#### [Task material]
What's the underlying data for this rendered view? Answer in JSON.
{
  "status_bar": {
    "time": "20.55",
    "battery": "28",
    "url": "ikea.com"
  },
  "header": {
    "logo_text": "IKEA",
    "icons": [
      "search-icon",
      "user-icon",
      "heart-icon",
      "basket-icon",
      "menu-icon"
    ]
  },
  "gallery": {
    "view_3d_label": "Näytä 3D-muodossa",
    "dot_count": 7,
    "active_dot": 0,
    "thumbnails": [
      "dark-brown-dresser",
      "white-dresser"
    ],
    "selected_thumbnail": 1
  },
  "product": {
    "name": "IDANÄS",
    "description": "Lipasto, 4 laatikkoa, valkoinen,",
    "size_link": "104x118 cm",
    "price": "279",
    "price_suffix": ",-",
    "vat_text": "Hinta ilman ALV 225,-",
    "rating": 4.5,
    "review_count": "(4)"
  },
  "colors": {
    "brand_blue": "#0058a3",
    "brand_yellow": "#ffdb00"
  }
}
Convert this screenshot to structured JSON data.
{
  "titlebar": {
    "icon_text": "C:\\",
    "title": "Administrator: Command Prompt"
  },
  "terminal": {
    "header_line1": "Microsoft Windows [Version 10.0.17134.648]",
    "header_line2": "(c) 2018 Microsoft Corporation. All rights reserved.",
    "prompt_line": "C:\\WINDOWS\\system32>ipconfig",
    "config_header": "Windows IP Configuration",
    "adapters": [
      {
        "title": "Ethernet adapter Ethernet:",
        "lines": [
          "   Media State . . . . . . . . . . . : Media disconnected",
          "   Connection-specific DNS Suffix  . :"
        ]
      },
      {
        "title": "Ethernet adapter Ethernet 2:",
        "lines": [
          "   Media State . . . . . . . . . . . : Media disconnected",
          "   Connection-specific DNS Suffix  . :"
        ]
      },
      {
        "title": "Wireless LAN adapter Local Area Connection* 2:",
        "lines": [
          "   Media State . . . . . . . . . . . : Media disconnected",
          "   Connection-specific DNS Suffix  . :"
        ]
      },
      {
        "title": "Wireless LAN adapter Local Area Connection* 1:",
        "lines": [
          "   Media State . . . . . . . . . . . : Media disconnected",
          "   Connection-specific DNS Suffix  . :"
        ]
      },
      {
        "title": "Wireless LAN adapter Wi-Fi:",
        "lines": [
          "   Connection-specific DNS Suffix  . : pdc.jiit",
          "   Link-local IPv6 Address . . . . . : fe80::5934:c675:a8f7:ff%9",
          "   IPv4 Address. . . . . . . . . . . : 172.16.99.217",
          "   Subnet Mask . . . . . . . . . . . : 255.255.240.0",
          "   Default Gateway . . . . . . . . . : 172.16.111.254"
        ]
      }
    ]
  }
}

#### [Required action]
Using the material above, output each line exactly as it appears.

#### [Answer to this task]
What's the underlying data for this rendered view? Answer in JSON.
{
  "status_bar": {
    "time": "20.55",
    "battery": "28",
    "url": "ikea.com"
  },
  "header": {
    "logo_text": "IKEA",
    "icons": [
      "search-icon",
      "user-icon",
      "heart-icon",
      "basket-icon",
      "menu-icon"
    ]
  },
  "gallery": {
    "view_3d_label": "Näytä 3D-muodossa",
    "dot_count": 7,
    "active_dot": 0,
    "thumbnails": [
      "dark-brown-dresser",
      "white-dresser"
    ],
    "selected_thumbnail": 1
  },
  "product": {
    "name": "IDANÄS",
    "description": "Lipasto, 4 laatikkoa, valkoinen,",
    "size_link": "104x118 cm",
    "price": "279",
    "price_suffix": ",-",
    "vat_text": "Hinta ilman ALV 225,-",
    "rating": 4.5,
    "review_count": "(4)"
  },
  "colors": {
    "brand_blue": "#0058a3",
    "brand_yellow": "#ffdb00"
  }
}
Convert this screenshot to structured JSON data.
{
  "titlebar": {
    "icon_text": "C:\\",
    "title": "Administrator: Command Prompt"
  },
  "terminal": {
    "header_line1": "Microsoft Windows [Version 10.0.17134.648]",
    "header_line2": "(c) 2018 Microsoft Corporation. All rights reserved.",
    "prompt_line": "C:\\WINDOWS\\system32>ipconfig",
    "config_header": "Windows IP Configuration",
    "adapters": [
      {
        "title": "Ethernet adapter Ethernet:",
        "lines": [
          "   Media State . . . . . . . . . . . : Media disconnected",
          "   Connection-specific DNS Suffix  . :"
        ]
      },
      {
        "title": "Ethernet adapter Ethernet 2:",
        "lines": [
          "   Media State . . . . . . . . . . . : Media disconnected",
          "   Connection-specific DNS Suffix  . :"
        ]
      },
      {
        "title": "Wireless LAN adapter Local Area Connection* 2:",
        "lines": [
          "   Media State . . . . . . . . . . . : Media disconnected",
          "   Connection-specific DNS Suffix  . :"
        ]
      },
      {
        "title": "Wireless LAN adapter Local Area Connection* 1:",
        "lines": [
          "   Media State . . . . . . . . . . . : Media disconnected",
          "   Connection-specific DNS Suffix  . :"
        ]
      },
      {
        "title": "Wireless LAN adapter Wi-Fi:",
        "lines": [
          "   Connection-specific DNS Suffix  . : pdc.jiit",
          "   Link-local IPv6 Address . . . . . : fe80::5934:c675:a8f7:ff%9",
          "   IPv4 Address. . . . . . . . . . . : 172.16.99.217",
          "   Subnet Mask . . . . . . . . . . . : 255.255.240.0",
          "   Default Gateway . . . . . . . . . : 172.16.111.254"
        ]
      }
    ]
  }
}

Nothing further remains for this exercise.